Excerpts from an interface dataset:
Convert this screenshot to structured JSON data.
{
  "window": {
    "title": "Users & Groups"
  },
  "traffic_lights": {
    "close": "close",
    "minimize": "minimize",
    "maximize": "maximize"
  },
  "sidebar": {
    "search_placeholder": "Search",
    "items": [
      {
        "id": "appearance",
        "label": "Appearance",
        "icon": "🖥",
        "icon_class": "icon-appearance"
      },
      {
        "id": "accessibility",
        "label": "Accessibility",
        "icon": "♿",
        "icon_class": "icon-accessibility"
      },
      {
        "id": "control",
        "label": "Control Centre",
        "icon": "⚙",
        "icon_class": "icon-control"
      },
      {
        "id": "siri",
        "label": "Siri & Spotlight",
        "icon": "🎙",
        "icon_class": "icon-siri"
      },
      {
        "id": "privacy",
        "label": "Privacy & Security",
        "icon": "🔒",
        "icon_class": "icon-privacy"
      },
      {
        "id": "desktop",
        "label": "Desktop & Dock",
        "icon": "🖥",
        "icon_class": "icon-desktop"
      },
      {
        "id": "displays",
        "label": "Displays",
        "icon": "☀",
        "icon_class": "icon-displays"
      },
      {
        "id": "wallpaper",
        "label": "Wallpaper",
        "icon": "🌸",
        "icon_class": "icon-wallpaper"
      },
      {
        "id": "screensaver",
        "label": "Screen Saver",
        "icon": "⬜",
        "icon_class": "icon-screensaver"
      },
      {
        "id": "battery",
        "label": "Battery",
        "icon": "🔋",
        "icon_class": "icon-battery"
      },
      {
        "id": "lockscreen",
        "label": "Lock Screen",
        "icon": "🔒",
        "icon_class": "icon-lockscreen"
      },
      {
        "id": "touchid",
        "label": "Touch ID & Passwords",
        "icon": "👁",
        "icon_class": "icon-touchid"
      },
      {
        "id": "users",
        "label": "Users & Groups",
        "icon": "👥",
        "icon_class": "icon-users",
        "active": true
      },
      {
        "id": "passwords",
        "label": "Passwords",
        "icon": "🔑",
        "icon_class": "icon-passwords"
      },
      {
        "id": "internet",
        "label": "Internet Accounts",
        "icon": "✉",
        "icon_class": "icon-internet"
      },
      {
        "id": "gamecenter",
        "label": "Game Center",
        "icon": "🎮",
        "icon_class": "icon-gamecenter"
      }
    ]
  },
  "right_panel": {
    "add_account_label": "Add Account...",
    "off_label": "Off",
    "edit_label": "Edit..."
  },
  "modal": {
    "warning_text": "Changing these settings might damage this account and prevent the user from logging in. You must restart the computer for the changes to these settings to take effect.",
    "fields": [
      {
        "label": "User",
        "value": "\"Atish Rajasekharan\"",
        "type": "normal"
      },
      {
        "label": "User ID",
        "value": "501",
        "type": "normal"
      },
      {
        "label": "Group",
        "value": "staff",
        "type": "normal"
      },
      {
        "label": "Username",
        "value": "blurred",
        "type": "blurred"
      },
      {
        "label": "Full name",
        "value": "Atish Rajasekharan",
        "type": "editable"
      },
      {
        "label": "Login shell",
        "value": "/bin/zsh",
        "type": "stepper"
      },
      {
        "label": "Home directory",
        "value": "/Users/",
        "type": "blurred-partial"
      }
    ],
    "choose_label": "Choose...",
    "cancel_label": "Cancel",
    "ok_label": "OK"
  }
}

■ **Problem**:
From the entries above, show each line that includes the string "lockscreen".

■ **Task output**:
        "id": "lockscreen",
        "icon_class": "icon-lockscreen"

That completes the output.